The PSA testing dilemma: GPs' reports of consultations with asymptomatic men: A qualitative study
Clements A., Watson E., Rai T., Bukach C., Shine B., Austoker J.

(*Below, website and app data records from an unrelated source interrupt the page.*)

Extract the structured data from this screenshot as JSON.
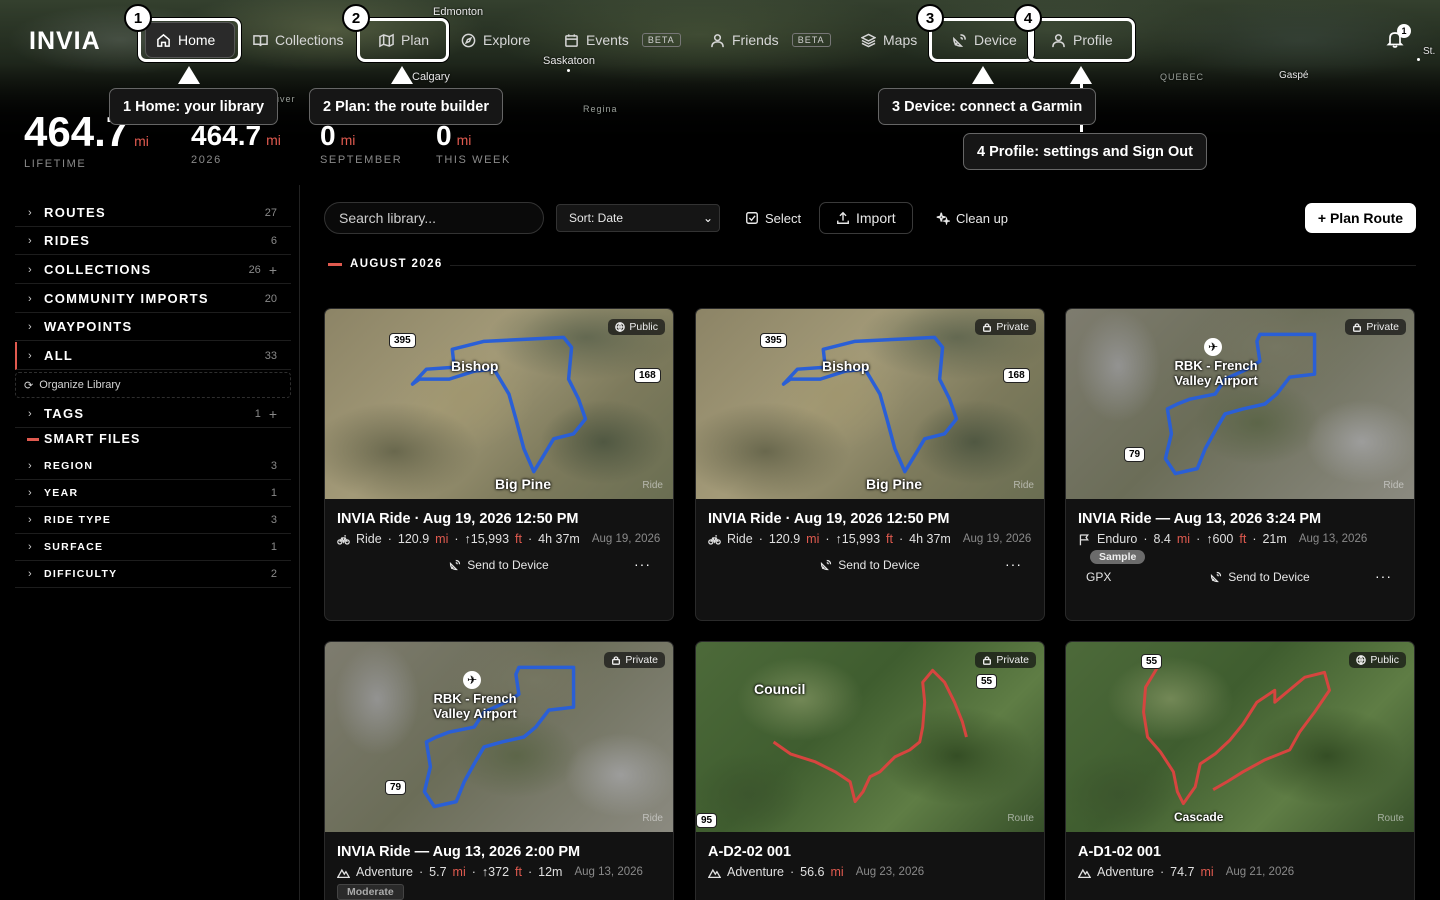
{
  "app": {
    "logo": "INVIA"
  },
  "map_labels": {
    "edmonton": "Edmonton",
    "saskatoon": "Saskatoon",
    "calgary": "Calgary",
    "regina": "Regina",
    "vancouver": "ouver",
    "quebec": "QUEBEC",
    "gaspe": "Gaspé",
    "st": "St."
  },
  "nav": {
    "home": "Home",
    "collections": "Collections",
    "plan": "Plan",
    "explore": "Explore",
    "events": "Events",
    "events_badge": "BETA",
    "friends": "Friends",
    "friends_badge": "BETA",
    "maps": "Maps",
    "device": "Device",
    "profile": "Profile"
  },
  "notifications": {
    "count": "1"
  },
  "tour": {
    "s1": "1",
    "s2": "2",
    "s3": "3",
    "s4": "4",
    "tip1": "1 Home: your library",
    "tip2": "2 Plan: the route builder",
    "tip3": "3 Device: connect a Garmin",
    "tip4": "4 Profile: settings and Sign Out"
  },
  "stats": {
    "lifetime_value": "464.7",
    "lifetime_unit": "mi",
    "lifetime_caption": "LIFETIME",
    "year_value": "464.7",
    "year_unit": "mi",
    "year_caption": "2026",
    "month_value": "0",
    "month_unit": "mi",
    "month_caption": "SEPTEMBER",
    "week_value": "0",
    "week_unit": "mi",
    "week_caption": "THIS WEEK"
  },
  "sidebar": {
    "routes": {
      "label": "ROUTES",
      "count": "27"
    },
    "rides": {
      "label": "RIDES",
      "count": "6"
    },
    "collections": {
      "label": "COLLECTIONS",
      "count": "26"
    },
    "community": {
      "label": "COMMUNITY IMPORTS",
      "count": "20"
    },
    "waypoints": {
      "label": "WAYPOINTS"
    },
    "all": {
      "label": "ALL",
      "count": "33"
    },
    "organize": "Organize Library",
    "tags": {
      "label": "TAGS",
      "count": "1"
    },
    "smart_files": "SMART FILES",
    "region": {
      "label": "REGION",
      "count": "3"
    },
    "year": {
      "label": "YEAR",
      "count": "1"
    },
    "ride_type": {
      "label": "RIDE TYPE",
      "count": "3"
    },
    "surface": {
      "label": "SURFACE",
      "count": "1"
    },
    "difficulty": {
      "label": "DIFFICULTY",
      "count": "2"
    }
  },
  "toolbar": {
    "search_placeholder": "Search library...",
    "sort": "Sort: Date",
    "select": "Select",
    "import": "Import",
    "cleanup": "Clean up",
    "plan_route": "+ Plan Route"
  },
  "section": {
    "title": "AUGUST 2026"
  },
  "cards": [
    {
      "visibility": "Public",
      "kind": "Ride",
      "title": "INVIA Ride · Aug 19, 2026 12:50 PM",
      "type": "Ride",
      "distance": "120.9",
      "unit": "mi",
      "gain": "15,993",
      "gain_unit": "ft",
      "duration": "4h 37m",
      "date": "Aug 19, 2026",
      "send": "Send to Device",
      "map": {
        "shield_a": "395",
        "shield_b": "168",
        "place_a": "Bishop",
        "place_b": "Big Pine"
      }
    },
    {
      "visibility": "Private",
      "kind": "Ride",
      "title": "INVIA Ride · Aug 19, 2026 12:50 PM",
      "type": "Ride",
      "distance": "120.9",
      "unit": "mi",
      "gain": "15,993",
      "gain_unit": "ft",
      "duration": "4h 37m",
      "date": "Aug 19, 2026",
      "send": "Send to Device",
      "map": {
        "shield_a": "395",
        "shield_b": "168",
        "place_a": "Bishop",
        "place_b": "Big Pine"
      }
    },
    {
      "visibility": "Private",
      "kind": "Ride",
      "title": "INVIA Ride — Aug 13, 2026 3:24 PM",
      "type": "Enduro",
      "distance": "8.4",
      "unit": "mi",
      "gain": "600",
      "gain_unit": "ft",
      "duration": "21m",
      "date": "Aug 13, 2026",
      "tag": "Sample",
      "gpx": "GPX",
      "send": "Send to Device",
      "map": {
        "shield_a": "79",
        "place_a": "RBK - French Valley Airport"
      }
    },
    {
      "visibility": "Private",
      "kind": "Ride",
      "title": "INVIA Ride — Aug 13, 2026 2:00 PM",
      "type": "Adventure",
      "distance": "5.7",
      "unit": "mi",
      "gain": "372",
      "gain_unit": "ft",
      "duration": "12m",
      "date": "Aug 13, 2026",
      "tag": "Moderate",
      "map": {
        "shield_a": "79",
        "place_a": "RBK - French Valley Airport"
      }
    },
    {
      "visibility": "Private",
      "kind": "Route",
      "title": "A-D2-02 001",
      "type": "Adventure",
      "distance": "56.6",
      "unit": "mi",
      "date": "Aug 23, 2026",
      "map": {
        "shield_a": "55",
        "shield_b": "95",
        "place_a": "Council"
      }
    },
    {
      "visibility": "Public",
      "kind": "Route",
      "title": "A-D1-02 001",
      "type": "Adventure",
      "distance": "74.7",
      "unit": "mi",
      "date": "Aug 21, 2026",
      "map": {
        "shield_a": "55",
        "place_a": "Cascade"
      }
    }
  ]
}
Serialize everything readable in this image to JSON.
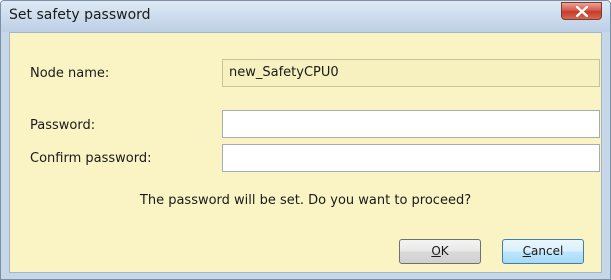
{
  "dialog": {
    "title": "Set safety password",
    "close_icon": "close-x-icon"
  },
  "form": {
    "node_name_label": "Node name:",
    "node_name_value": "new_SafetyCPU0",
    "password_label": "Password:",
    "password_value": "",
    "confirm_label": "Confirm password:",
    "confirm_value": ""
  },
  "message": "The password will be set. Do you want to proceed?",
  "buttons": {
    "ok_mnemonic": "O",
    "ok_rest": "K",
    "cancel_mnemonic": "C",
    "cancel_rest": "ancel"
  },
  "colors": {
    "client_background": "#faf4c4",
    "frame": "#c6d7ea",
    "close_button": "#c33b2b"
  }
}
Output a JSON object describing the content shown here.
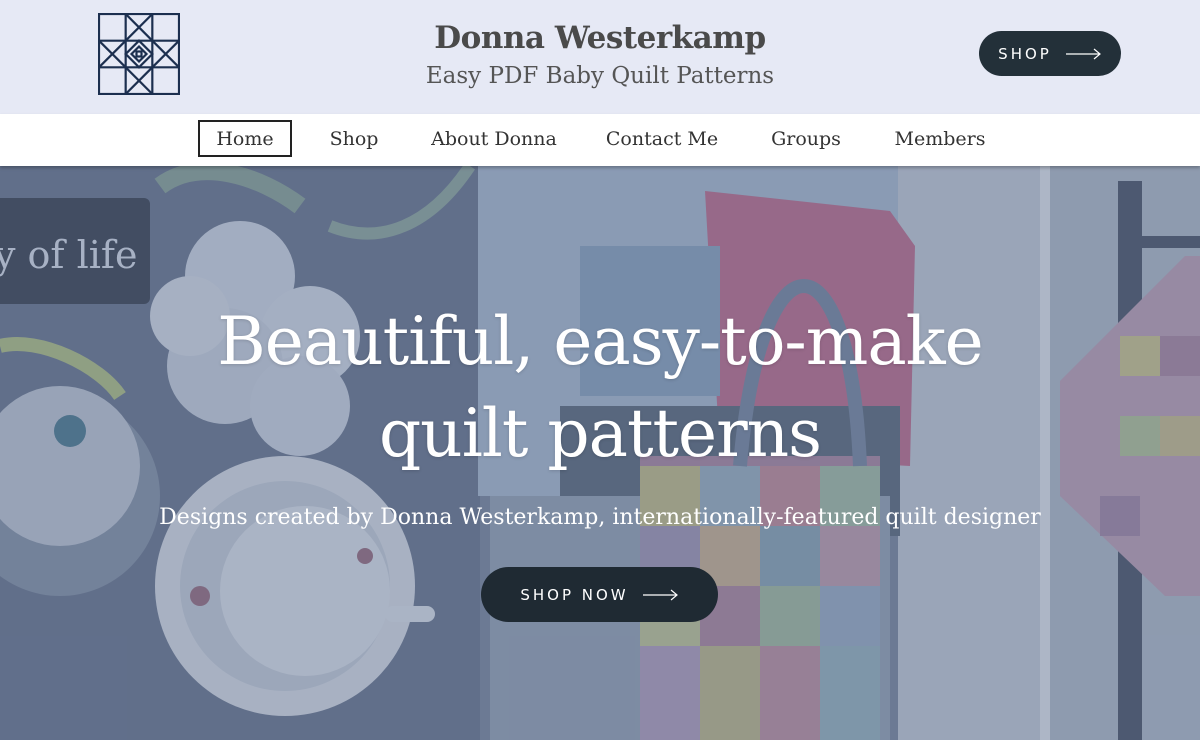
{
  "brand": {
    "name": "Donna Westerkamp",
    "tagline": "Easy PDF Baby Quilt Patterns"
  },
  "header": {
    "shop_label": "SHOP"
  },
  "nav": {
    "items": [
      {
        "label": "Home",
        "active": true
      },
      {
        "label": "Shop"
      },
      {
        "label": "About Donna"
      },
      {
        "label": "Contact Me"
      },
      {
        "label": "Groups"
      },
      {
        "label": "Members"
      }
    ]
  },
  "hero": {
    "title_line1": "Beautiful, easy-to-make",
    "title_line2": "quilt patterns",
    "subtitle": "Designs created by Donna Westerkamp, internationally-featured quilt designer",
    "cta_label": "SHOP NOW",
    "sign_text": "y of life"
  },
  "colors": {
    "header_bg": "#e6e9f5",
    "button_dark": "#233039",
    "logo_navy": "#1c2f4f"
  },
  "icons": {
    "logo": "quilt-block-logo",
    "arrow": "arrow-right-icon"
  }
}
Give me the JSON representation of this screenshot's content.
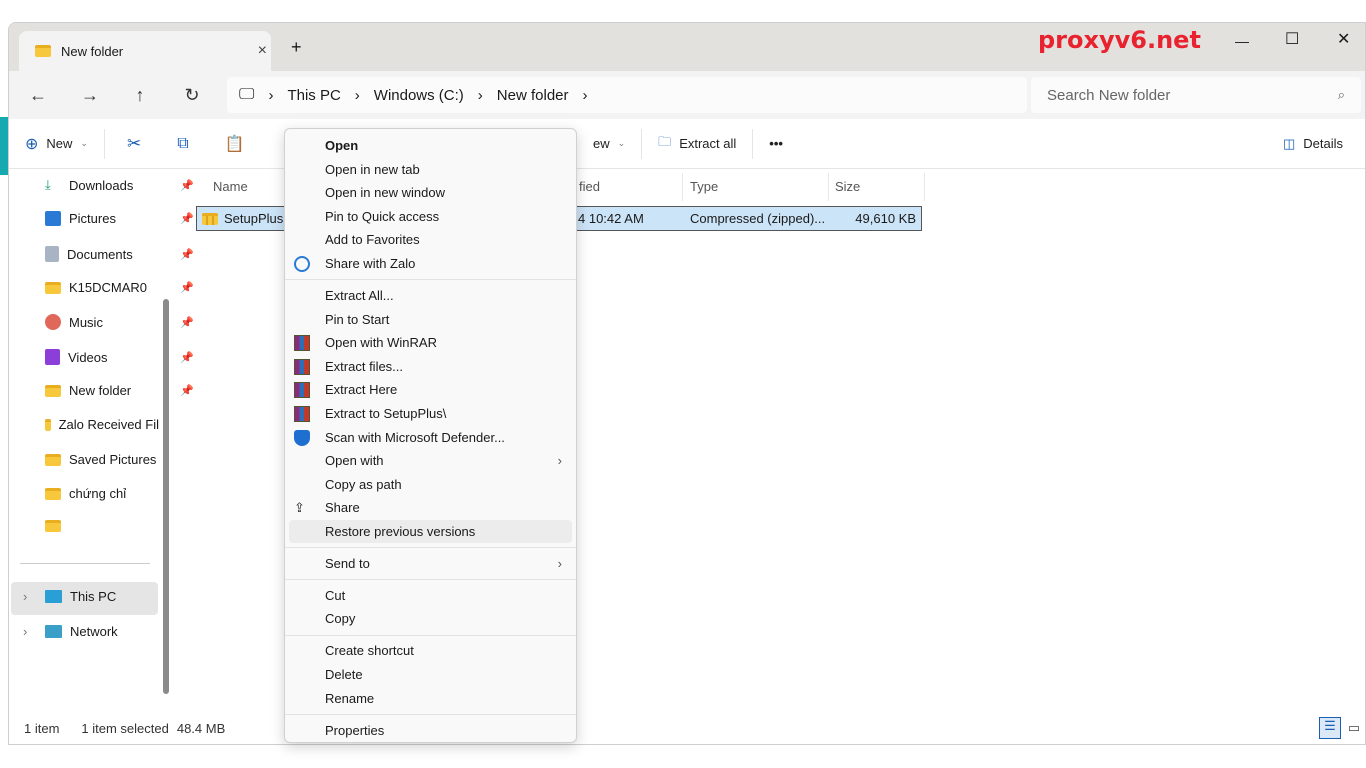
{
  "brand": "proxyv6.net",
  "tab": {
    "title": "New folder",
    "close": "×",
    "new": "+"
  },
  "window": {
    "minimize": "—",
    "maximize": "☐",
    "close": "✕"
  },
  "nav": {
    "back": "←",
    "forward": "→",
    "up": "↑",
    "refresh": "↻"
  },
  "breadcrumb": [
    "This PC",
    "Windows (C:)",
    "New folder"
  ],
  "search": {
    "placeholder": "Search New folder"
  },
  "toolbar": {
    "new": "New",
    "view_partial": "ew",
    "extract_all": "Extract all",
    "more": "•••",
    "details": "Details"
  },
  "sidebar": {
    "items": [
      {
        "label": "Downloads",
        "pinned": true,
        "icon": "download-icon"
      },
      {
        "label": "Pictures",
        "pinned": true,
        "icon": "pictures-icon"
      },
      {
        "label": "Documents",
        "pinned": true,
        "icon": "documents-icon"
      },
      {
        "label": "K15DCMAR0",
        "pinned": true,
        "icon": "folder-icon"
      },
      {
        "label": "Music",
        "pinned": true,
        "icon": "music-icon"
      },
      {
        "label": "Videos",
        "pinned": true,
        "icon": "videos-icon"
      },
      {
        "label": "New folder",
        "pinned": true,
        "icon": "folder-icon"
      },
      {
        "label": "Zalo Received Fil",
        "pinned": false,
        "icon": "folder-icon"
      },
      {
        "label": "Saved Pictures",
        "pinned": false,
        "icon": "folder-icon"
      },
      {
        "label": "chứng chỉ",
        "pinned": false,
        "icon": "folder-icon"
      },
      {
        "label": "",
        "pinned": false,
        "icon": "folder-icon"
      }
    ],
    "this_pc": "This PC",
    "network": "Network"
  },
  "columns": {
    "name": "Name",
    "modified_partial": "fied",
    "type": "Type",
    "size": "Size"
  },
  "file": {
    "name": "SetupPlus",
    "modified_partial": "4 10:42 AM",
    "type": "Compressed (zipped)...",
    "size": "49,610 KB"
  },
  "status": {
    "count": "1 item",
    "selected": "1 item selected",
    "size": "48.4 MB"
  },
  "menu": {
    "groups": [
      [
        {
          "label": "Open",
          "bold": true
        },
        {
          "label": "Open in new tab"
        },
        {
          "label": "Open in new window"
        },
        {
          "label": "Pin to Quick access"
        },
        {
          "label": "Add to Favorites"
        },
        {
          "label": "Share with Zalo",
          "icon": "zalo-icon"
        }
      ],
      [
        {
          "label": "Extract All..."
        },
        {
          "label": "Pin to Start"
        },
        {
          "label": "Open with WinRAR",
          "icon": "winrar-icon"
        },
        {
          "label": "Extract files...",
          "icon": "winrar-icon"
        },
        {
          "label": "Extract Here",
          "icon": "winrar-icon"
        },
        {
          "label": "Extract to SetupPlus\\",
          "icon": "winrar-icon"
        },
        {
          "label": "Scan with Microsoft Defender...",
          "icon": "defender-icon"
        },
        {
          "label": "Open with",
          "submenu": true
        },
        {
          "label": "Copy as path"
        },
        {
          "label": "Share",
          "icon": "share-icon"
        },
        {
          "label": "Restore previous versions",
          "highlighted": true
        }
      ],
      [
        {
          "label": "Send to",
          "submenu": true
        }
      ],
      [
        {
          "label": "Cut"
        },
        {
          "label": "Copy"
        }
      ],
      [
        {
          "label": "Create shortcut"
        },
        {
          "label": "Delete"
        },
        {
          "label": "Rename"
        }
      ],
      [
        {
          "label": "Properties"
        }
      ]
    ]
  }
}
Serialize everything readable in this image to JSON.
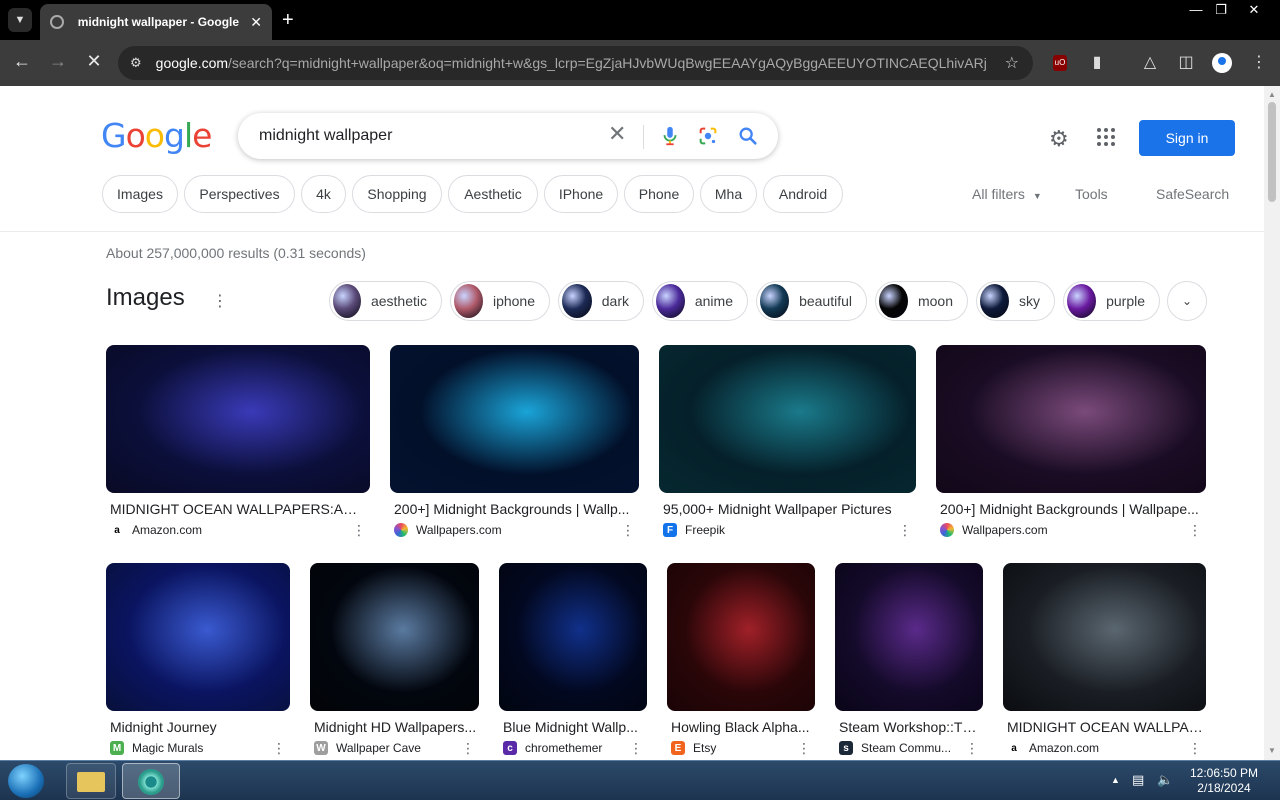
{
  "browser": {
    "tab_title": "midnight wallpaper - Google S",
    "url_host": "google.com",
    "url_path": "/search?q=midnight+wallpaper&oq=midnight+w&gs_lcrp=EgZjaHJvbWUqBwgEEAAYgAQyBggAEEUYOTINCAEQLhivARjH..."
  },
  "search": {
    "query": "midnight wallpaper",
    "signin_label": "Sign in"
  },
  "filters": {
    "chips": [
      "Images",
      "Perspectives",
      "4k",
      "Shopping",
      "Aesthetic",
      "IPhone",
      "Phone",
      "Mha",
      "Android"
    ],
    "all_filters": "All filters",
    "tools": "Tools",
    "safesearch": "SafeSearch"
  },
  "results": {
    "stats": "About 257,000,000 results (0.31 seconds)",
    "images_heading": "Images"
  },
  "refine_chips": [
    {
      "label": "aesthetic",
      "color": "#5a4a78"
    },
    {
      "label": "iphone",
      "color": "#b05a6a"
    },
    {
      "label": "dark",
      "color": "#1c2a55"
    },
    {
      "label": "anime",
      "color": "#4b2a9a"
    },
    {
      "label": "beautiful",
      "color": "#123a55"
    },
    {
      "label": "moon",
      "color": "#050505"
    },
    {
      "label": "sky",
      "color": "#0e1a3a"
    },
    {
      "label": "purple",
      "color": "#6a1aa0"
    }
  ],
  "image_results_row1": [
    {
      "title": "MIDNIGHT OCEAN WALLPAPERS:Amaz...",
      "source": "Amazon.com",
      "icon": "a",
      "icon_color": "#000000",
      "colors": [
        "#0b0f3a",
        "#3a3ab8",
        "#0a0a25"
      ]
    },
    {
      "title": "200+] Midnight Backgrounds | Wallp...",
      "source": "Wallpapers.com",
      "icon": "wallpapers",
      "icon_color": "#e84a5f",
      "colors": [
        "#02102a",
        "#1aa4d8",
        "#041230"
      ]
    },
    {
      "title": "95,000+ Midnight Wallpaper Pictures",
      "source": "Freepik",
      "icon": "F",
      "icon_color": "#1273eb",
      "colors": [
        "#05202a",
        "#1a7a8a",
        "#062830"
      ]
    },
    {
      "title": "200+] Midnight Backgrounds | Wallpape...",
      "source": "Wallpapers.com",
      "icon": "wallpapers",
      "icon_color": "#e84a5f",
      "colors": [
        "#1a0c24",
        "#7a4a7a",
        "#120818"
      ]
    }
  ],
  "image_results_row2": [
    {
      "title": "Midnight Journey",
      "source": "Magic Murals",
      "icon": "M",
      "icon_color": "#4caf50",
      "colors": [
        "#0a1460",
        "#3a5ad0",
        "#08103a"
      ]
    },
    {
      "title": "Midnight HD Wallpapers...",
      "source": "Wallpaper Cave",
      "icon": "W",
      "icon_color": "#9e9e9e",
      "colors": [
        "#02060e",
        "#5a7aa0",
        "#020408"
      ]
    },
    {
      "title": "Blue Midnight Wallp...",
      "source": "chromethemer",
      "icon": "c",
      "icon_color": "#5a2aa8",
      "colors": [
        "#020820",
        "#10308a",
        "#010510"
      ]
    },
    {
      "title": "Howling Black Alpha...",
      "source": "Etsy",
      "icon": "E",
      "icon_color": "#f1641e",
      "colors": [
        "#2a0608",
        "#a02028",
        "#1a0406"
      ]
    },
    {
      "title": "Steam Workshop::Th...",
      "source": "Steam Commu...",
      "icon": "s",
      "icon_color": "#1b2838",
      "colors": [
        "#140a2a",
        "#5a2a8a",
        "#0a0518"
      ]
    },
    {
      "title": "MIDNIGHT OCEAN WALLPAP...",
      "source": "Amazon.com",
      "icon": "a",
      "icon_color": "#000000",
      "colors": [
        "#1a1e24",
        "#5a6670",
        "#0a0c10"
      ]
    }
  ],
  "taskbar": {
    "time": "12:06:50 PM",
    "date": "2/18/2024"
  }
}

Background. The National Health Service Prostate Cancer Risk Management Programme (PCRMP) has recommended that screening for prostate cancer is available for asymptomatic men, on the understanding that they have been provided with full and balanced information about the advantages and limitations of the prostate-specific antigen (PSA) test. Guidance has been distributed to all GPs in England and Wales to assist in the provision of information to men. This study aimed to elicit GPs' accounts of their discussions with asymptomatic men who consult with concerns about prostate cancer in order to identify the degree to which the PCRMP guidance was reflected in these consultations. Methods. Qualitative interview study. Semi-structured telephone interviews with 21 GPs from 18 GP practices in Oxfordshire. Results. All GPs reported undertaking some discussion with asymptomatic men about the PSA test. They described focussing most of the discussion on the false-positive and false-negative rates of the test, and the risks associated with a prostate biopsy. They reported less discussion of the potential for diagnosing indolent cancers, the dilemmas regarding treatment options for localised prostate cancer and the potential benefits of testing. Considerable variation existed between GPs in their accounts of the degree of detail given, and GP's presentation of information appeared to be affected by their personal views of the PSA test. Conclusion. The GPs in this study appear to recognise the importance of discussions regarding PSA testing; however, a full and balanced picture of the associated advantages and limitations does not seem to be consistently conveyed. Factors specific to PSA testing which appeared to have an impact on the GPs' discussions were the GP's personal opinions of the PSA test, and the need to counter men's primarily positive views of the benefits of PSA testing. Awareness of the impact of their views on the consultations may help GPs give men a more balanced presentation of the benefits and limitations of the PSA test. © 2007 Clements et al; licensee BioMed Central Ltd.